[Page and application data records]
..........

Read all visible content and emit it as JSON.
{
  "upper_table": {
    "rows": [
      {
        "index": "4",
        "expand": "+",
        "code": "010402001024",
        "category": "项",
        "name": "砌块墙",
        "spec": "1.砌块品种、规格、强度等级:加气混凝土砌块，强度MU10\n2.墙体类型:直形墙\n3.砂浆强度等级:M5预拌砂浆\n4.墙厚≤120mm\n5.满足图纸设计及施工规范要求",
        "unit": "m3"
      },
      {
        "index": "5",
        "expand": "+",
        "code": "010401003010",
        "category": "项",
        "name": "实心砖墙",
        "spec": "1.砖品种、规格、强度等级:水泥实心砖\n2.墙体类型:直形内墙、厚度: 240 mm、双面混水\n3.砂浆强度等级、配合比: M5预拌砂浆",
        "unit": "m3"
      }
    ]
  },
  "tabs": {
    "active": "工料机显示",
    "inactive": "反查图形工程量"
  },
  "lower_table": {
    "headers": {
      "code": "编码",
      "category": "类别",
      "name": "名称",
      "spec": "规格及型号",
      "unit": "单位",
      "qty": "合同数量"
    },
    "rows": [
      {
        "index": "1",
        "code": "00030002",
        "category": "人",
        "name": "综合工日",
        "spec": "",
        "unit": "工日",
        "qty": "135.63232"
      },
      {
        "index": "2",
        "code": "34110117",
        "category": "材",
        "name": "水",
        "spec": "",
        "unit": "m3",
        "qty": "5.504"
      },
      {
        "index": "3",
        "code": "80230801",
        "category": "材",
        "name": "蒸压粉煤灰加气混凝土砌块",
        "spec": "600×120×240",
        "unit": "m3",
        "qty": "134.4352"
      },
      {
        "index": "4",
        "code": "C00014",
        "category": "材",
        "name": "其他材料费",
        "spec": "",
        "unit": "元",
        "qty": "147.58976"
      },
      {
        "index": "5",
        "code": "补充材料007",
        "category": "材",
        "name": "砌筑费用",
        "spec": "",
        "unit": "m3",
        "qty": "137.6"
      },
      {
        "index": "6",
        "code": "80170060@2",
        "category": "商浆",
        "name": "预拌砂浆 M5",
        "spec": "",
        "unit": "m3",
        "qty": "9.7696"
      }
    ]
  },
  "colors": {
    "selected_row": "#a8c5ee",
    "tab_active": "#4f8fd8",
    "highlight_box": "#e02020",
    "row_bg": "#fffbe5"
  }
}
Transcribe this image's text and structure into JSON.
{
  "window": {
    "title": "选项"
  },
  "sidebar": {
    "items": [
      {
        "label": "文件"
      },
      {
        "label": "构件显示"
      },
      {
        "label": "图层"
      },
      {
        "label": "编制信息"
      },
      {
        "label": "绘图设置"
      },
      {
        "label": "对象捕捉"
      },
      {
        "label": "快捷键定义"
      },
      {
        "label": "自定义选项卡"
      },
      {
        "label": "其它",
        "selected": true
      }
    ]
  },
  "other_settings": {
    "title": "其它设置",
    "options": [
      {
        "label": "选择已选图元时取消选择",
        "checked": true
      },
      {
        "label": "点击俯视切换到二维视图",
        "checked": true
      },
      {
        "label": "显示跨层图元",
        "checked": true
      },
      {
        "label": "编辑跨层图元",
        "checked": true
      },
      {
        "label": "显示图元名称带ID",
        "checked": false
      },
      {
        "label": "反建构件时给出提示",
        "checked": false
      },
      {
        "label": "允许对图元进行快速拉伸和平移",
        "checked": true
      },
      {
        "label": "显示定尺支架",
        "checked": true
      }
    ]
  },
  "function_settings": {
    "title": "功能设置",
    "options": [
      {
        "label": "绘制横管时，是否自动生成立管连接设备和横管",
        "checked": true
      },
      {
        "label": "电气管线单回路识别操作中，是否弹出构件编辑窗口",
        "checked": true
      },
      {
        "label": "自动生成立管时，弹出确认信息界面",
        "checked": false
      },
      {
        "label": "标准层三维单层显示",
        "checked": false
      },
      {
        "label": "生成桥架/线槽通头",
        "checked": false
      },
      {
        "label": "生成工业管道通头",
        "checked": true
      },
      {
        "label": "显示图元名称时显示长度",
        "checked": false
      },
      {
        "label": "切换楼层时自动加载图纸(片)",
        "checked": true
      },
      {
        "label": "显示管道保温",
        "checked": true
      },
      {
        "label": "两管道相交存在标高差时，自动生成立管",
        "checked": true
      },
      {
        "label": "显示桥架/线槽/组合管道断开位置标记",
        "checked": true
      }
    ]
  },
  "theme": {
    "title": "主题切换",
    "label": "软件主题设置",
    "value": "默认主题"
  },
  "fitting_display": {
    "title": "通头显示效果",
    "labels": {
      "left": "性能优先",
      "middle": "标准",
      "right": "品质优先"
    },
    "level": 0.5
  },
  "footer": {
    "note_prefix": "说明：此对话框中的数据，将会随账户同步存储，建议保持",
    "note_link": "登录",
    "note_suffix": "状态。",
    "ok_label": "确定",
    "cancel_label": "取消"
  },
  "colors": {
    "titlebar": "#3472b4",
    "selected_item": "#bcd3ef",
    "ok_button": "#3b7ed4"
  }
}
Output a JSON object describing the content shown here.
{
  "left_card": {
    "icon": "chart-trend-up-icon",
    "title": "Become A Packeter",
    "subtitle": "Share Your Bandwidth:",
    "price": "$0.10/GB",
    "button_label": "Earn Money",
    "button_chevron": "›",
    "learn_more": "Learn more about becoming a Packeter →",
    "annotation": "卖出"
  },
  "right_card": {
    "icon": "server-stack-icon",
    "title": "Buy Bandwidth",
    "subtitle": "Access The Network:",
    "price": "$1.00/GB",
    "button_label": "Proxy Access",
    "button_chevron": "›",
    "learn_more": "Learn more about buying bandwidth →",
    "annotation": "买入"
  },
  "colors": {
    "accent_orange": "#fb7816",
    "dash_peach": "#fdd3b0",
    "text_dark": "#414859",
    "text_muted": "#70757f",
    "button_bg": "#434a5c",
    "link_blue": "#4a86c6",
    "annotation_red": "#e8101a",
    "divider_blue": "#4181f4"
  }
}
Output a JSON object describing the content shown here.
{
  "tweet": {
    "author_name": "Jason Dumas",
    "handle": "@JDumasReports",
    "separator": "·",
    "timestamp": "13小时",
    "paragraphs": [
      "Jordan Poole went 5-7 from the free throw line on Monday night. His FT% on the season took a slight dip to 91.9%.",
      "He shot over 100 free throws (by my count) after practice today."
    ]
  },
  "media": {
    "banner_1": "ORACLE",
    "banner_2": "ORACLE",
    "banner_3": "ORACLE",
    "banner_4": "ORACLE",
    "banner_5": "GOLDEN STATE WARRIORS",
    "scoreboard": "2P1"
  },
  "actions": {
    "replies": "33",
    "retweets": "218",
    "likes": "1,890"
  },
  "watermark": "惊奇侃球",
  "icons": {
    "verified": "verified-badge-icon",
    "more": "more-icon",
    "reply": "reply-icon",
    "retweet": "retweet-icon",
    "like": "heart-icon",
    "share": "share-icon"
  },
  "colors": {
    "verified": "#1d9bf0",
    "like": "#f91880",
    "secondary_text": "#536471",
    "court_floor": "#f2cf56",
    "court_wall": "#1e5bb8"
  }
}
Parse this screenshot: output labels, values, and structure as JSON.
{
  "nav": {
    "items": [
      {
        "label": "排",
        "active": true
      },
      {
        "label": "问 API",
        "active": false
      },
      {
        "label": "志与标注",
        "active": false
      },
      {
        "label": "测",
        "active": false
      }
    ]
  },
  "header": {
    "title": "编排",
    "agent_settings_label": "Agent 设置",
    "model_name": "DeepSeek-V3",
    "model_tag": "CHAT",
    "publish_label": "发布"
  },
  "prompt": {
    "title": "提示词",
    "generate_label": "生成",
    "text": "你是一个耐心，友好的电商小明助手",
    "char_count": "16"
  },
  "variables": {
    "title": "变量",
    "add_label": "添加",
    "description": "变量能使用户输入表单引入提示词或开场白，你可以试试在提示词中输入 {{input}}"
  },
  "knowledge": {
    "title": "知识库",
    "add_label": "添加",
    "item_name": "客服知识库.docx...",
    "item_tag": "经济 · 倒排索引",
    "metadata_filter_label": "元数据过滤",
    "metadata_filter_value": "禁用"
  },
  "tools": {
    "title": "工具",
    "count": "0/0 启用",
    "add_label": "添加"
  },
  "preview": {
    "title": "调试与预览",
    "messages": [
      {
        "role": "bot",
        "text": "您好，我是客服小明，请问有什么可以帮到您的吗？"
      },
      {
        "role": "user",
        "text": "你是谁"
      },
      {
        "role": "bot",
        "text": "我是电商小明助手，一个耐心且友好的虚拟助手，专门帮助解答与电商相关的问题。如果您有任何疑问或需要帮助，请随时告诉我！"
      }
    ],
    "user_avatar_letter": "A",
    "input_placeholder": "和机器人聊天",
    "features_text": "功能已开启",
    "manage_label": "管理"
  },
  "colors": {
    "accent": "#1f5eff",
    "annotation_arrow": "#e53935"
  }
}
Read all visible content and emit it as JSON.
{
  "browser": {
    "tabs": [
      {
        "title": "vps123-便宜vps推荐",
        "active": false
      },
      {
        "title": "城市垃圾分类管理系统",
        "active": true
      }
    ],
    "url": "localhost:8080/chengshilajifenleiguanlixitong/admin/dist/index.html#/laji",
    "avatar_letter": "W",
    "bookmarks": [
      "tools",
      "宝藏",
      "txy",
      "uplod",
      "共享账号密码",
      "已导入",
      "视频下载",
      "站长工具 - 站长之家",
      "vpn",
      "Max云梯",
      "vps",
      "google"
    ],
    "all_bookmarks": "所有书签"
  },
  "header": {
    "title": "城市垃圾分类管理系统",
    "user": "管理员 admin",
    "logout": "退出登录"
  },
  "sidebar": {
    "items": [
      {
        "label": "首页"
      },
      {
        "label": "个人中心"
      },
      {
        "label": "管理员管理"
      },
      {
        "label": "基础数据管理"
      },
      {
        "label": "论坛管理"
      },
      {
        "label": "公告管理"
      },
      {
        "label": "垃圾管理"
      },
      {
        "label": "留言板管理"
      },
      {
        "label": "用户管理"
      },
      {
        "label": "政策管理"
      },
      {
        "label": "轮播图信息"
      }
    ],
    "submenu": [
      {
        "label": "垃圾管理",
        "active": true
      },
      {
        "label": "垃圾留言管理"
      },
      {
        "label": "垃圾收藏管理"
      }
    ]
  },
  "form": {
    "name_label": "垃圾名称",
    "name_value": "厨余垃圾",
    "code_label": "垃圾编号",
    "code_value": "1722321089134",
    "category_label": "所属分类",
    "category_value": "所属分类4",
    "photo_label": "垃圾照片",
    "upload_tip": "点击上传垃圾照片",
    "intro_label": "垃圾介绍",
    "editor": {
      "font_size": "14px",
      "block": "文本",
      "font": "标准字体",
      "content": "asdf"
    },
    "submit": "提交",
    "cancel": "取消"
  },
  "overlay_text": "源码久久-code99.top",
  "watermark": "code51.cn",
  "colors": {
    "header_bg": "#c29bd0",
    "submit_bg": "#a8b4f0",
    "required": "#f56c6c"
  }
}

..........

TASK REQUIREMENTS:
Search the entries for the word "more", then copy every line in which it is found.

RESULT OF THIS TASK:
    "learn_more": "Learn more about becoming a Packeter →",
    "learn_more": "Learn more about buying bandwidth →",
    "more": "more-icon",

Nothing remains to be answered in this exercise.